Yet as I reached 22m, the visibility magically cleared, and there was the ship, glowing a ghostly shade of pale in its coat of tropical light grey paint. It is extraordinary that the wreck is already smothered in schooling bait-fish. These in turn attract the amberjacks and bonito that prey on them, and all this after having been sunk for little more than a fortnight.

The prospect for the wreck attracting a lot of marine life is good. The metal-work already houses hundreds of tiny crabs.

Named after a famous battle in the American War of Independence in 1777, Oriskany was a modern carrier vessel. Unlike, say, the USS Saratoga at Bikini Atoll, she carried no big guns, nor was her control tower armoured.

Her aircraft were her armaments, and their range meant that the vessel could be kept as a floating airfield, well out of harms way, with other escort ships doing picket duty to protect her.

Initially deployed in the Mediterranean in 1951, the Oriskany was later the first vessel of her type to pass round Cape Horn. She was continually updated, and one of the first carriers to sport an electric escalator to get flight crews to the upper decks quickly and easily.

In 1961, she became the first aircraft-carrier to be fitted with the revolutionary Naval Tactical Data System (NTDS).

The deck is as big as an airfield - it would be, wouldnt it One deck down is the aircraft hangar, a massive void in which it would be easy to get lost.

Various parts of the vessel are decorated with the complex motifs, painted by past crew-members, that distinguish US warships from those of other nations.

Lovers of brass will be disappointed. This is a modern vessel filled with electronics and masses of wiring.
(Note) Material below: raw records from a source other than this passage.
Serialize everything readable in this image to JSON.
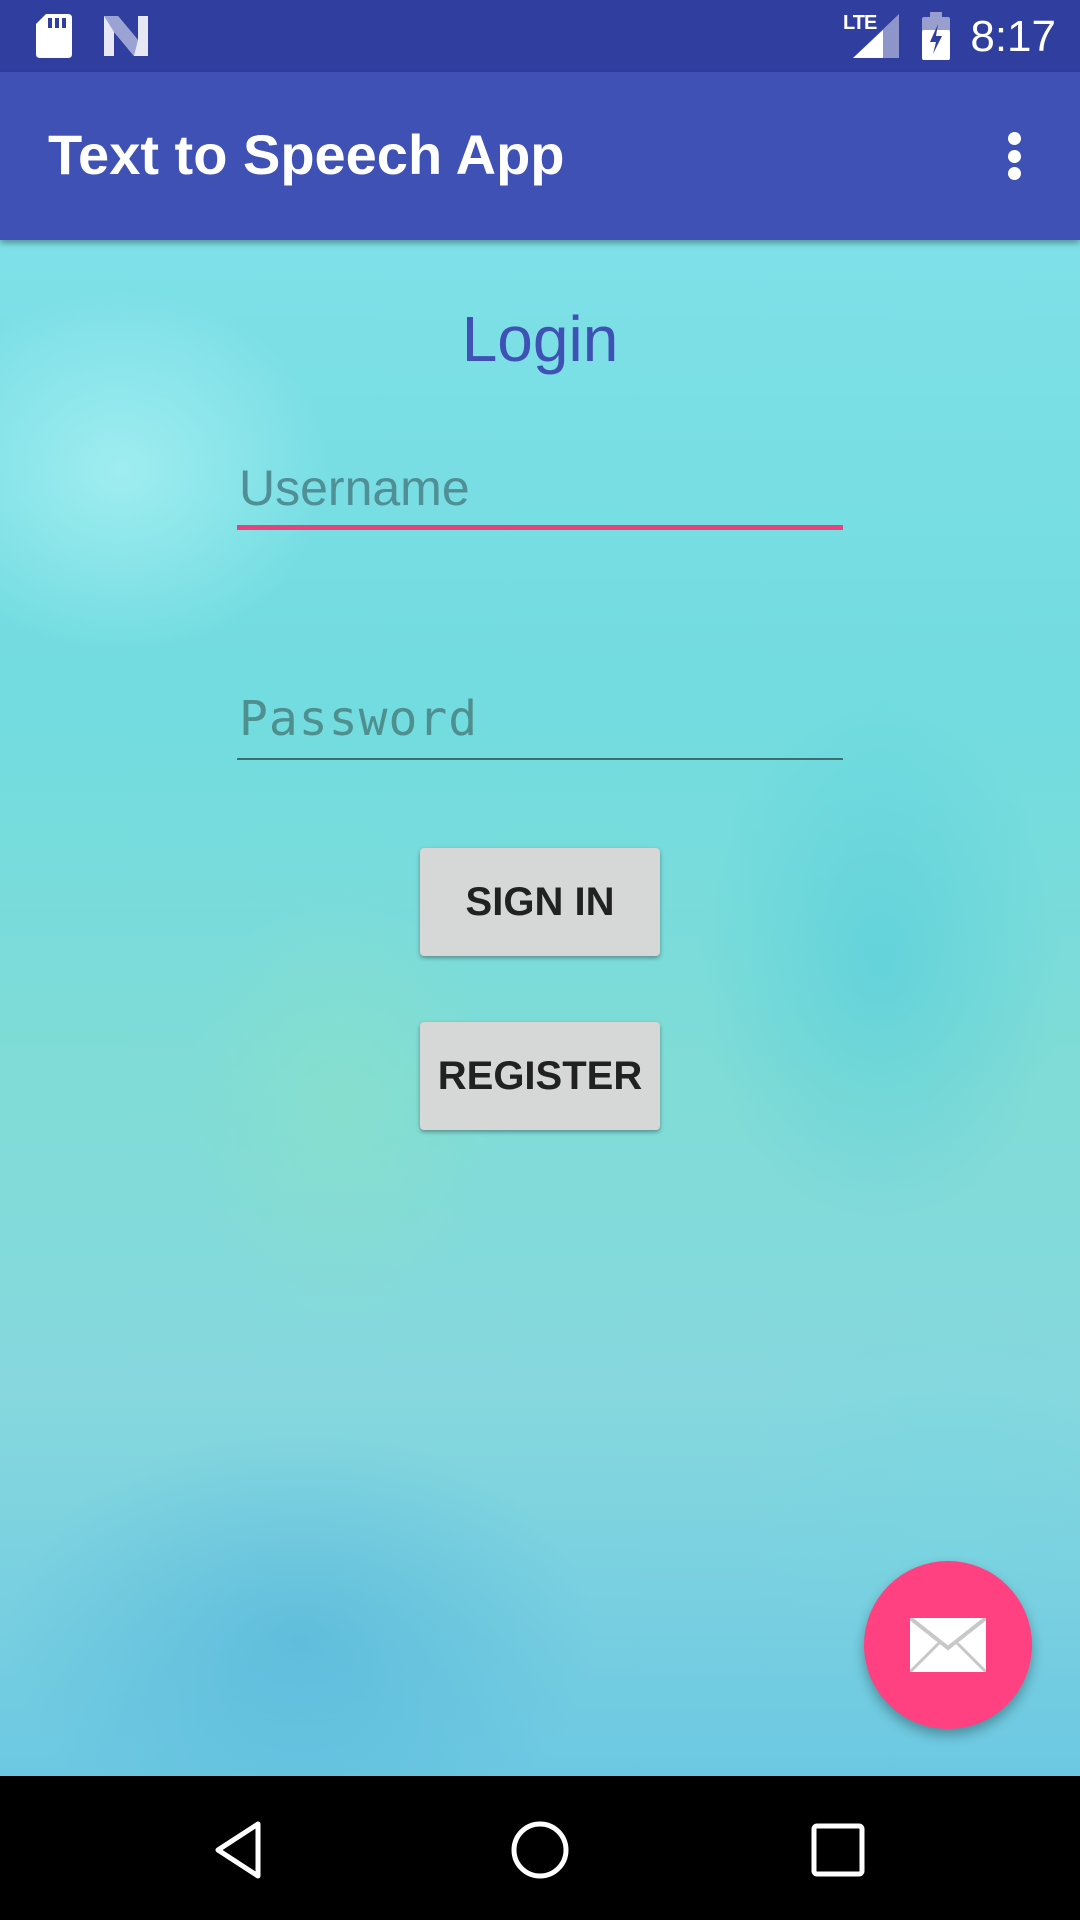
{
  "status_bar": {
    "time": "8:17",
    "network": "LTE",
    "icons": [
      "sd-card-icon",
      "n-notification-icon",
      "signal-icon",
      "battery-icon"
    ]
  },
  "app_bar": {
    "title": "Text to Speech App",
    "overflow_icon": "more-vert-icon"
  },
  "login": {
    "heading": "Login",
    "username_placeholder": "Username",
    "password_placeholder": "Password",
    "sign_in_label": "SIGN IN",
    "register_label": "REGISTER"
  },
  "fab": {
    "icon": "email-icon"
  },
  "nav_bar": {
    "icons": [
      "back-icon",
      "home-icon",
      "recents-icon"
    ]
  },
  "colors": {
    "status_bar": "#303f9f",
    "app_bar": "#3f51b5",
    "accent": "#ff4081",
    "heading": "#3f51b5",
    "button": "#d6d7d7"
  }
}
Parts of the aircraft elevators were removed before the sinking.

Procedures for diving this fresh wreck were still being evolved. Most of the passenger divers were typical holiday-divers who wanted to be able to say they had touched the deck - just about achievable with a single tank of nitrox 28. You dont need to be a technical diver to see the superstructure.

We were hoping to go a bit deeper and stay a bit longer, but the requirement to ascend the anchorline was compounded by a current ripping across the deck.

This meant that a swim any way out of the shelter afforded by the super-structure would mean an ascent up

our own SMB line, and a drifting decompression schedule. There would be no way of making it back to the line. At this time. Doug wasnt ready to pick up drifting divers, and one German trimix rebreather diver who did this caused a bit of a drama, as his SMB started to head towards the horizon.

As most of the wreck lies below 42m, Im sure the mobile pick-up boat technique with which UK divers are familiar will soon be standard practice. As it was, we took almost the same ascent route back up as everyone else, albeit a little later, but not so late that it cut into our hour of allowable surface interval!

This short time on the surface also severely limited the range of our second dive both days, but lengthy deco stops were livened up by the persistent attention of half a dozen quite aggressive and persistent remoras (shark-suckers), determined to attach themselves to any part of our anatomies they could. Im told it really hurts if one tries to attach itself to your ear. I wore a hood.

MBT Divers has assembled a computer presentation that gives a well-informed briefing on the vessel and I recommend anyone who is going to dive it to watch this first.

The USS Oriskany CVA38 is a very large and complicated vessel, and divers need to know as much about it as possible before finding themselves out of their depth.

The sheer size and majesty of the Big O cannot be easily described. You need to see it for yourself.

Ascending the hard way.
The island superstructure has many levels with open entrances to explore.
The upper works are already attracting masses of fish life.
Inside the control room.